App and web page records:
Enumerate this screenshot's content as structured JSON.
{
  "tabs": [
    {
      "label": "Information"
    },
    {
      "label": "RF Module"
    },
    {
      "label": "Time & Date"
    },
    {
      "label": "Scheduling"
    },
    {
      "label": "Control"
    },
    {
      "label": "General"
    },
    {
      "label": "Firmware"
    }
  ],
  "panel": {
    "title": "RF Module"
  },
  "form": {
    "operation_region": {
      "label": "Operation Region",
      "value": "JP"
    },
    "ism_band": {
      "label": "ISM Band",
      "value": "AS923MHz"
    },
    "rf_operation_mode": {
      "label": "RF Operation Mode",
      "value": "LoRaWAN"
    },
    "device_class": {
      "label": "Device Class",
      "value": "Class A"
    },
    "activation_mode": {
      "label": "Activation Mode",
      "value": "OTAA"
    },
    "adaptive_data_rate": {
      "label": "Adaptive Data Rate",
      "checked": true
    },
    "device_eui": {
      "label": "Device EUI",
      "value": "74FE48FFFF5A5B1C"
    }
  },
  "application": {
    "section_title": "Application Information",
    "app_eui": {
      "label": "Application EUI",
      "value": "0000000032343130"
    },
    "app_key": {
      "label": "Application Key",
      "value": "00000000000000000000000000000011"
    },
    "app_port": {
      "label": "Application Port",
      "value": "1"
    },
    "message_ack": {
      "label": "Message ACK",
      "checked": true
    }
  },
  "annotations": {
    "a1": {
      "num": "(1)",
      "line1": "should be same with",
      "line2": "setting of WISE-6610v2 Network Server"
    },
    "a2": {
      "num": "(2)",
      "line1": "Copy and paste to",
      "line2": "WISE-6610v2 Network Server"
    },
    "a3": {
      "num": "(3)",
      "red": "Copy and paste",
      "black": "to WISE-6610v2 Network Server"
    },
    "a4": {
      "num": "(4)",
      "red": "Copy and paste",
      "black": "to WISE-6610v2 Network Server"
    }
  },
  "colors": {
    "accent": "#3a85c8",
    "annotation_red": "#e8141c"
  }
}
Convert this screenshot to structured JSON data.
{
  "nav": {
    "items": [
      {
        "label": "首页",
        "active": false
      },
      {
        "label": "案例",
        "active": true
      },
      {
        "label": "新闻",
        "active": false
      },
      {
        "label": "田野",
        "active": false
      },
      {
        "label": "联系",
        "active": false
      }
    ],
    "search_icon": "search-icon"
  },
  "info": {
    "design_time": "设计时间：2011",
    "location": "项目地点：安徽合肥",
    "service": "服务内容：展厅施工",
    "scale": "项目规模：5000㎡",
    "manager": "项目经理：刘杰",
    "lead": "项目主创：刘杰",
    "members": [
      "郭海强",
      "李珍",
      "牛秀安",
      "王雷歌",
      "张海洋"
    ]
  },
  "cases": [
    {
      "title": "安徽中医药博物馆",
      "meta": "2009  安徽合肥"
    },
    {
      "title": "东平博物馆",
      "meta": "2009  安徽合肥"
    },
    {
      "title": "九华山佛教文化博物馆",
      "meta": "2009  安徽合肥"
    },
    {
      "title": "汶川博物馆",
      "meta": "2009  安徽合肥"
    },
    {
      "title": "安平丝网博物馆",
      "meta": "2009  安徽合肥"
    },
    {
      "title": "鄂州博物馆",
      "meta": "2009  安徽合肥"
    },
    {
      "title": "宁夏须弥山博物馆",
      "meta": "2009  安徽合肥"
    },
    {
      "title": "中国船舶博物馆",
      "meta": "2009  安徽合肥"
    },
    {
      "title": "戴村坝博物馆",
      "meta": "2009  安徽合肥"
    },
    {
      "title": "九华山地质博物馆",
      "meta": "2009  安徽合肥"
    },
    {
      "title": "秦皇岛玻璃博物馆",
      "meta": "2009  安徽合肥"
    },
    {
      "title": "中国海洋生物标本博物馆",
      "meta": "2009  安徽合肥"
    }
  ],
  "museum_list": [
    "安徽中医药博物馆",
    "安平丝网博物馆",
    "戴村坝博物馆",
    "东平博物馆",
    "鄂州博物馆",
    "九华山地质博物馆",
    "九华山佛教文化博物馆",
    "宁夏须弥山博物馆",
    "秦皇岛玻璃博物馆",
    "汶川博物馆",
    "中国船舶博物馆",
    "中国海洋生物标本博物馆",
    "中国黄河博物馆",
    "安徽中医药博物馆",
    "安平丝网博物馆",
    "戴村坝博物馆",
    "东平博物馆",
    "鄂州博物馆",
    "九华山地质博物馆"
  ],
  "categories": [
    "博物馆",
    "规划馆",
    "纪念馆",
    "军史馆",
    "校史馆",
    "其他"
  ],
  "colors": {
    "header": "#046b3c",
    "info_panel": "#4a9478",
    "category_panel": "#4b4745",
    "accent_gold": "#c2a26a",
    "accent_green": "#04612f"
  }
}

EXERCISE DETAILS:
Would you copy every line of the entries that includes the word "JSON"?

EXERCISE SOLUTION:
Enumerate this screenshot's content as structured JSON.
Convert this screenshot to structured JSON data.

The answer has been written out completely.